Each line of the data below either holds "Expecting" or does not. Report how many do, and only that.

[Data items]
────────────────────
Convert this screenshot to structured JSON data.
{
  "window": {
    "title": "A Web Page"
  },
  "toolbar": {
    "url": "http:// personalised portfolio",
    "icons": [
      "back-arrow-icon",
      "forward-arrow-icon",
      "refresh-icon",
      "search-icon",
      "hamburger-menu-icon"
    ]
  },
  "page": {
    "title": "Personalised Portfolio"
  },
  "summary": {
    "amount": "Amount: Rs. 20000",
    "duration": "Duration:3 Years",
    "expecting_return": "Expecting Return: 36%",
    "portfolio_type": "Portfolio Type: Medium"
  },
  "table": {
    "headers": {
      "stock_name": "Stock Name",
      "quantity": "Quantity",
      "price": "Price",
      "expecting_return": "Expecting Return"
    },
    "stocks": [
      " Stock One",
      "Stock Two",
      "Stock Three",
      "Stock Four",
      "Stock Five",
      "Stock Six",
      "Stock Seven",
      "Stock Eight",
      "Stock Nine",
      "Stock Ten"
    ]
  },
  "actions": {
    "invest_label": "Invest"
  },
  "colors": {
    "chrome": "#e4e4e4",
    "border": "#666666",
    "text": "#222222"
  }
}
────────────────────
Written reply = 2